A hugely important story from Ambrose Evans-Pritchard of the London Telegraph that China is alarmed by U.S. money-printing has helped drive the dollar price of gold over $1,000, at least temporarily, and drive down the exchange rate of the greenback. Other commodities like oil and copper have also rallied today.
At a conference in Lake Como, Italy, a leading Chinese economic spokesman — Cheng Siwei — criticized Ben Bernanke’s loose monetary policy. “If they keep printing money to buy bonds it will lead to inflation,” said Cheng, “and after a year or two the dollar will fall hard.” Cheng went on to say that China was diversifying its roughly $700 billion of U.S. foreign-exchange reserves into gold. “Gold is definitely an alternative, but when we buy, the price goes up,” he said. “We have to do it carefully so as not to stimulate the market.”
Ambrose-Pritchard interprets this as the “Beijing Put” on gold — meaning the Chinese will buy gold on the dips, which is going to prevent the yellow metal from falling hard. It also puts upward price pressure on gold for the long term. Beijing has in fact doubled its gold reserves to 1,054 tons.
As a corollary to this, the Chinese are clearly losing confidence in the U.S. dollar. And while nobody is much paying attention to a new UN report that the global financial system needs a new reserve currency to replace the dollar, the fact is that Chinese spokesmen (and Russian and Brazilian spokesmen) have said the same thing from time to time.
Incidentally, the G20 meeting of finance ministers and central bankers in London this weekend failed to articulate a fiscal and monetary exit strategy from all their massive spending, borrowing, and money-creating to fight off the financial meltdown and the world recession. The G20 reluctance to exit from hyper-stimulus is also bullish for gold — and, for that matter, bearish for paper currencies in general.
Cheng, by the way, hinted that China is experiencing a speculative boom in stocks and property. But if the Chinese raise interest rates ahead of the Fed they will risk being flooded with hot money that will make the boom even worse. “We have to wait for them,” said Cheng. “If they raise, we raise.”
Many Wall Street traders are dissing the gold-rally story.

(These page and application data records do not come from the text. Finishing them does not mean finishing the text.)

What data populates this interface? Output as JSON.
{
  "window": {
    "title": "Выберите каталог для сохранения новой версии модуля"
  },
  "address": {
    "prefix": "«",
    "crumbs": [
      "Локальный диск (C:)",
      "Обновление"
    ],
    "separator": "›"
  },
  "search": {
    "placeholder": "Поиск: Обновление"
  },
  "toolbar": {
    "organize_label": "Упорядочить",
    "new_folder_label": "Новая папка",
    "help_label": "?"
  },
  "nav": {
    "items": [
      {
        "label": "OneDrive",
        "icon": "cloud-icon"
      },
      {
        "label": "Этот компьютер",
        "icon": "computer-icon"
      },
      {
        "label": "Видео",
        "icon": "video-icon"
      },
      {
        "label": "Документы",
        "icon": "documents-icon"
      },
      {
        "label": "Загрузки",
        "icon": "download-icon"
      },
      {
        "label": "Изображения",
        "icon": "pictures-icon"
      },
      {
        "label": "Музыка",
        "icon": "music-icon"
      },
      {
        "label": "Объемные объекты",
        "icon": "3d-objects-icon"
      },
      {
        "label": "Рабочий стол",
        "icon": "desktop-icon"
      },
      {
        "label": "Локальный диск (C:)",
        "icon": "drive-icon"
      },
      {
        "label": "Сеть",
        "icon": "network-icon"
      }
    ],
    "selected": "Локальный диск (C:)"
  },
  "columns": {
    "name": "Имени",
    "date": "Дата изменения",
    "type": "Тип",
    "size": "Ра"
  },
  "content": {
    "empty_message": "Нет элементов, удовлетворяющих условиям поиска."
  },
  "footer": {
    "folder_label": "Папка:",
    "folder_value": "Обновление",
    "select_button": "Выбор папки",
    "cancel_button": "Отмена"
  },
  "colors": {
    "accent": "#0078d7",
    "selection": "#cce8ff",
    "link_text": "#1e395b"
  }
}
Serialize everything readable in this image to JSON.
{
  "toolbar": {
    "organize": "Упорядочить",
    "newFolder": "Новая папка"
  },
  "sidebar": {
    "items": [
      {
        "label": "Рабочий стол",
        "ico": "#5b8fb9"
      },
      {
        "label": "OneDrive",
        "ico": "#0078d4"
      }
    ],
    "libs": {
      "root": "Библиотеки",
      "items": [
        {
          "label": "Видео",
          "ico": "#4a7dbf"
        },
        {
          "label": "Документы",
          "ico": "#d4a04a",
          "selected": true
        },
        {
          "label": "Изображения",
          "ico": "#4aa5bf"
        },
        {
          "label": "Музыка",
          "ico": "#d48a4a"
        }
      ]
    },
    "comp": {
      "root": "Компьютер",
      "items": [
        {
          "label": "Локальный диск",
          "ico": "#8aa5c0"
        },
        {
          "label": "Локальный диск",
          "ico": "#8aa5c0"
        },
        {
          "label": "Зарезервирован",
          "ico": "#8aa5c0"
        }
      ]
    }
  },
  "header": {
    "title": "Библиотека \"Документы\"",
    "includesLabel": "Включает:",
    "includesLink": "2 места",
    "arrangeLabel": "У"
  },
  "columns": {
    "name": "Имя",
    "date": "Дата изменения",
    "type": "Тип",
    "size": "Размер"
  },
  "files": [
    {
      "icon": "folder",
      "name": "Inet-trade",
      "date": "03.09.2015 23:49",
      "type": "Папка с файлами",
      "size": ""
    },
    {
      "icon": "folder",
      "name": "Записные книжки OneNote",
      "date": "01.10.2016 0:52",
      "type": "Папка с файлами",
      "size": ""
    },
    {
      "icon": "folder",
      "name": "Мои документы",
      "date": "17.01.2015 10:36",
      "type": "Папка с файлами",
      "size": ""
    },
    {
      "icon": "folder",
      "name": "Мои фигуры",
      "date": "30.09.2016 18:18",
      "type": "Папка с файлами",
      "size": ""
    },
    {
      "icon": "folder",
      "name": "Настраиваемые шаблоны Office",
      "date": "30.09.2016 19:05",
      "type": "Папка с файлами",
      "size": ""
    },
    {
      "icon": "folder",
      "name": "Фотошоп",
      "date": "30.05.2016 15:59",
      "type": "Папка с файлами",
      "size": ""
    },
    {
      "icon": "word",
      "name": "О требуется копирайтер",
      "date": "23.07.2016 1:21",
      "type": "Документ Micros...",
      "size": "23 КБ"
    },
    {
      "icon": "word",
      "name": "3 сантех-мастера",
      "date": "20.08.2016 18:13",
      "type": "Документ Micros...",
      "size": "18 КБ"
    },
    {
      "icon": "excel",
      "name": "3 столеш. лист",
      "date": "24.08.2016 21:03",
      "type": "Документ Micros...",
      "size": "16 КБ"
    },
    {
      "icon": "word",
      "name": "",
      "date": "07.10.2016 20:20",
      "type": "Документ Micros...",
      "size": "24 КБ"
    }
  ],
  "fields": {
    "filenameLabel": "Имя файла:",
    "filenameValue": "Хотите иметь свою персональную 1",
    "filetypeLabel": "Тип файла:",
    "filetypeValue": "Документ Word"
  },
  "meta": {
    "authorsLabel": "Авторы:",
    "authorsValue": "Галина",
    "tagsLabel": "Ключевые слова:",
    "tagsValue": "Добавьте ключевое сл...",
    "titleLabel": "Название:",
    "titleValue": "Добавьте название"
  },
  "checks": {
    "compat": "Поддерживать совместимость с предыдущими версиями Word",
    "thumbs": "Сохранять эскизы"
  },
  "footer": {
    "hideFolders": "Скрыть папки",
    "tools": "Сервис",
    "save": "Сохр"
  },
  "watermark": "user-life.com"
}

But I think they’re missing the bigger picture of excess money-creation in the U.S. and elsewhere. As I recall, Confucius once said: Where there’s smoke, there’s fire.